Nokia Lumia 1020 (2013) - with the 'bass filter' set to 'off', the audio was definitely better than in my first comparison, with better EQ and volume all round, though there's still not the same presence and fidelity as from the 808, which is odd as the microphone components are, I believe, identical. Maybe it's down to microphone positioning and baffling in the hardware? The video's not quite as good either, at least in terms of noise, with all the advantages of oversampling being lost on this Windows Phone version of the PureView sensor. On the other hand, there's the super OIS to keep the video frame steady and this does work well, though not noticeably better than the software version in the iPhone 6, at least when not 'zoomed'.
LG Google Nexus 5 (2013) - although this has OIS in its camera, it's not active for video capture, at least under Android M (still in early beta, roughly the same state of readiness as Windows 10 Mobile!), which is a shame. Mind you, as with the LG G4 in the last feature, though here in glorious mono(!), the microphone used just cannot handle high volumes. The distortion quite horrible - so much so that I only included one Nexus 5 clip in the montage above, to save both your ears and sanity!

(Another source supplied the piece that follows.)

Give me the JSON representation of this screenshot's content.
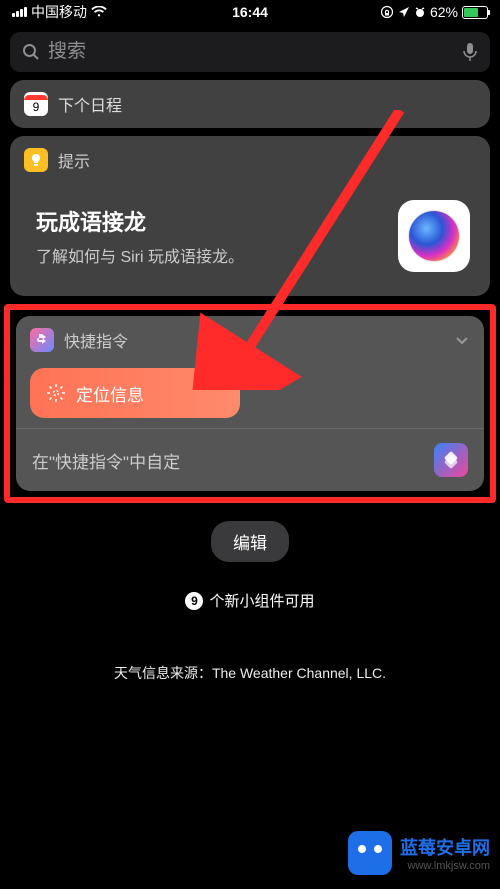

Nokia Lumia 930 (2014) - although there's no 'bass filter' option in Lumia Camera Beta for Windows 10 Mobile, curiously, so there was nothing to turn off(!), audio was excellent, equalling the Lumia 1020 and even getting close to the Nokia 808 - maybe it really is about mike positioning! Video quality was decent, though the OIS didn't seem to be activated, surely something to do with the immature Windows 10 Mobile hosting - maybe this will get re-enabled in a previous build of the OS? Then there's the curious lack of compatibility for the MP4 files produced by the 'Beta' app.
At the risk of annoying table-haters here, I've put (admittedly subjective) scores for all the above into a grid, all initial scores out of 10:
(out of 20)
|Nokia 808 PureView||10||8||18|
|Nokia Lumia 1020||9||9||18|
|Nokia Lumia 930||9||7||16|
|Apple iPhone 6||7||8||15|
|LG Google Nexus 5||3||6||9|
The Nokia 808 PureView again tops the table, though jointly. With its default bass filtering disabled in Settings, the Lumia 1020's 'Lumia Camera' software now provides audio which is almost as good. Together with the slightly better video - thanks to the OIS, and especially noticeable when using the zoom facility - the 1020 now ends up on the same point score as the 808. So it's a PureView score draw all round, perhaps unsurprisingly - in many ways the 808 and 1020 are still joined at the hip as 'cousins', if not 'sisters'!
The Lumia 930, with four high amplitude microphones, should produce stunning video and the audio side of things is sorted, at least. Under Windows 10 Mobile in its current state though, not everything's hooked up in terms of video capture and encoding yet, so I had to knock a few points off!
The video capture from the iPhone 6 was surprisingly good - given the number of iPhones you see at gigs, it seems that Apple has a healthy market in music fans and it knows it. Thus a quality microphone is used - though it's odd not to see stereo mikes in a 2015 flagship. So no obvious distortion and the video quality was pretty good too. Not bad all round, but no match for the top Nokia pair.
We'll gloss over the Nexus 5, here standing in for all the other 2012/2013 flagships (think Galaxy S4/S5 too) with a microphone that simply can't cope with a band at close quarters.
PS. Anedotally, I also shot a couple of complete songs for the band - in which case I had to decide which device to use. I went for the 1020, so that I could zoom in without too much 'wobble' and was happy with the results. Of the four phones, the 808 would have done better still, but only if I'd remembered to bring along a tripod!!!